Rheinmetall Canada has qualified 70 mm rockets on its Mission Master unmanned ground vehicle (UGV) at the Denel Overberg Test Range in the Western Cape.

The vehicle received both NATO and South African National Defence Force (SANDF) qualifications after firing Thales 70 mm rockets (rockets are now qualified under NATO Standardization Agreement (STANAG) 4568 on unmanned vehicle interoperability). Such a capability was demonstrated to hundreds of guests at the recent Rheinmetall Denel Munition (RDM) Ammunition Capability Demonstration between 18 and 21 March.

Rheinmetall said the Mission Master project started 23 months ago using an off-the-shelf Canadian all-terrain platform to speed up development. This was converted to electric drive – the lithium-ion battery can be fully charged in three to four hours but an auxiliary power unit can be carried which gives it an endurance of seven days. With a 600 kg payload, this can drive for 200 km. It can tow a two ton load and has a speed of 30 km/h.

The UGV is controlled by a single soldier through an electronic device. At the Ammunition Capability Demonstration, the vehicle fired a salvo of 14 70 mm Thales rockets, which delivered 60 kg of explosives. The Mission Master – Protection vehicle is equipped with both Rheinmetall Fieldranger Multi weapon station and a 70mm rocket launcher from Thales. In direct fire mode, the Mission Master’s rockets have a range of 2 km, while range increases to 7 km for indirect fire. Guided rockets can be fired out to 9 km.
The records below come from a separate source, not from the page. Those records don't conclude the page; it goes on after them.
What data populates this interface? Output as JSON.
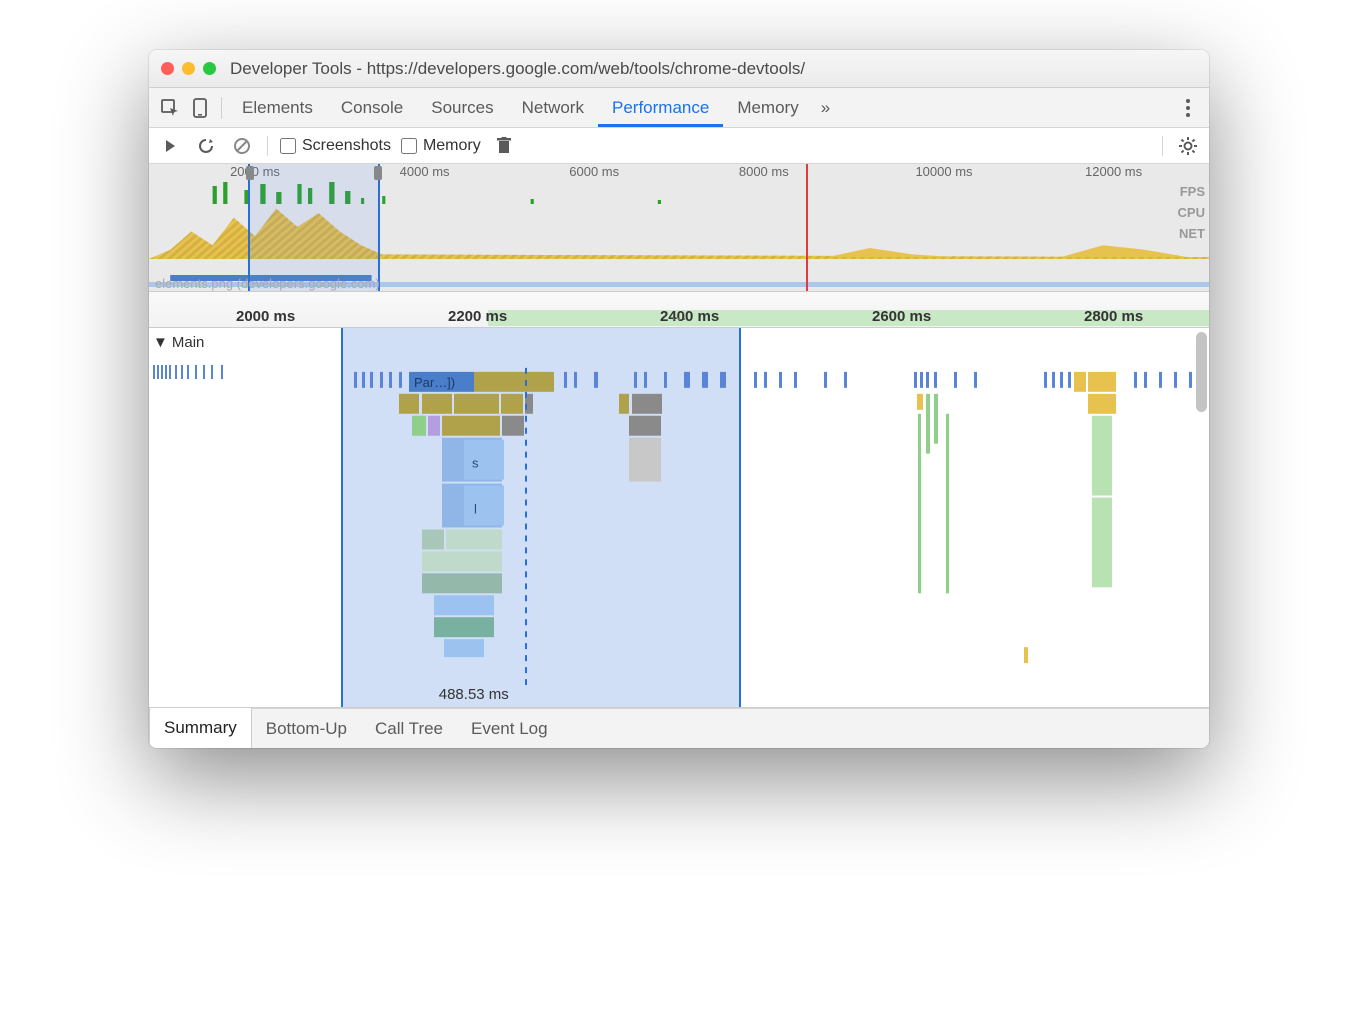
{
  "window": {
    "title": "Developer Tools - https://developers.google.com/web/tools/chrome-devtools/"
  },
  "tabs": {
    "items": [
      "Elements",
      "Console",
      "Sources",
      "Network",
      "Performance",
      "Memory"
    ],
    "active": "Performance",
    "overflow": "»"
  },
  "toolbar": {
    "screenshots_label": "Screenshots",
    "memory_label": "Memory"
  },
  "overview": {
    "ticks": [
      "2000 ms",
      "4000 ms",
      "6000 ms",
      "8000 ms",
      "10000 ms",
      "12000 ms"
    ],
    "lanes": [
      "FPS",
      "CPU",
      "NET"
    ],
    "network_label": "elements.png (developers.google.com)"
  },
  "ruler": {
    "ticks": [
      "2000 ms",
      "2200 ms",
      "2400 ms",
      "2600 ms",
      "2800 ms"
    ]
  },
  "flame": {
    "track_label": "Main",
    "parse_label": "Par…])",
    "s_label": "s",
    "l_label": "l",
    "measure_label": "488.53 ms"
  },
  "bottom_tabs": {
    "items": [
      "Summary",
      "Bottom-Up",
      "Call Tree",
      "Event Log"
    ],
    "active": "Summary"
  }
}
Apart from rockets, the platform has been tested with a 12.7 mmm machinegun and can be fitted with a 20 mm high velocity cannon, 40 mm grenade launcher or Spike Missiles.
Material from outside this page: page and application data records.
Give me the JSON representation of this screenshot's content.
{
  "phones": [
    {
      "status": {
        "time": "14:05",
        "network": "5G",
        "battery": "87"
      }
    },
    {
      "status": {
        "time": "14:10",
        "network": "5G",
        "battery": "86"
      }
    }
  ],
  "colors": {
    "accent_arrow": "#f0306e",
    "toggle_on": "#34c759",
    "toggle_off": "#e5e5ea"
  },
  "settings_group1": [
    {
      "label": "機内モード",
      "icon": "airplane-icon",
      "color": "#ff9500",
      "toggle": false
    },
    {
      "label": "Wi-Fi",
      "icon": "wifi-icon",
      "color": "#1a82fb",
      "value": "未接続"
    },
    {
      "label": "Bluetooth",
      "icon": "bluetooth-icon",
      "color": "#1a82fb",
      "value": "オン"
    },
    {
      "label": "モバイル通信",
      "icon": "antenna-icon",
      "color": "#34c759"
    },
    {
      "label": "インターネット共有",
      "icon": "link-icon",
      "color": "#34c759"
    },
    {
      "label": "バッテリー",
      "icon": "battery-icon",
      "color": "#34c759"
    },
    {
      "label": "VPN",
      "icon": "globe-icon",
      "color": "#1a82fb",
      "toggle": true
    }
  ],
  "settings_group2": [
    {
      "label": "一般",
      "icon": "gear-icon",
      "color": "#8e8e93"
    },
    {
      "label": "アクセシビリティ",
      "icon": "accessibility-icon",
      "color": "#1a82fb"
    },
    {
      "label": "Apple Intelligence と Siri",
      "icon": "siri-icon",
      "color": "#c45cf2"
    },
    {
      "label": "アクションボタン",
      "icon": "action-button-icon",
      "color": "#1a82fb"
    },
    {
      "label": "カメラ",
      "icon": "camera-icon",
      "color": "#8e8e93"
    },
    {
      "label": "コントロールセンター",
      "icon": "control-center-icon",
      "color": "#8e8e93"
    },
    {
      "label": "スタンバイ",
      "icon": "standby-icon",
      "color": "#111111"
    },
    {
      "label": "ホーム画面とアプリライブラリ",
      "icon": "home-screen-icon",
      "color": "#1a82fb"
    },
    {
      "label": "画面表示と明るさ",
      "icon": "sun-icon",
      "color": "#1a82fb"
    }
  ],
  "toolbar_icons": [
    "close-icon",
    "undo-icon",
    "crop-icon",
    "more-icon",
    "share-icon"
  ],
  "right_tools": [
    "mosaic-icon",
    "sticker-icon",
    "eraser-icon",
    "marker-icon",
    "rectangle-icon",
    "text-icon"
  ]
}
At the Denel Overberg Test Range, Rheinmetall also unveiled a new version of the vehicle, the Mission Master – Rescue. This new variant delivers the ability to evacuate injured people over long distances, independently. The module showcased two basket stretchers with sliding provisions and the complete medical accessories needed for field intervention.

The Mission Master is 2.95 metres long, 1.55 metres wide and weighs 750 kg. While the standard version is an 8×8, tracks can also be fitted. Numerous variants are available, including the Mission Master – S with a three metre telescopic surveillance mast with infrared and CCD cameras as well as a rangefinder, and Mission Master – CR (communications relay). Other variants include CBRN for the detection of chemical, biological, radiological and nuclear threats, and firefighting.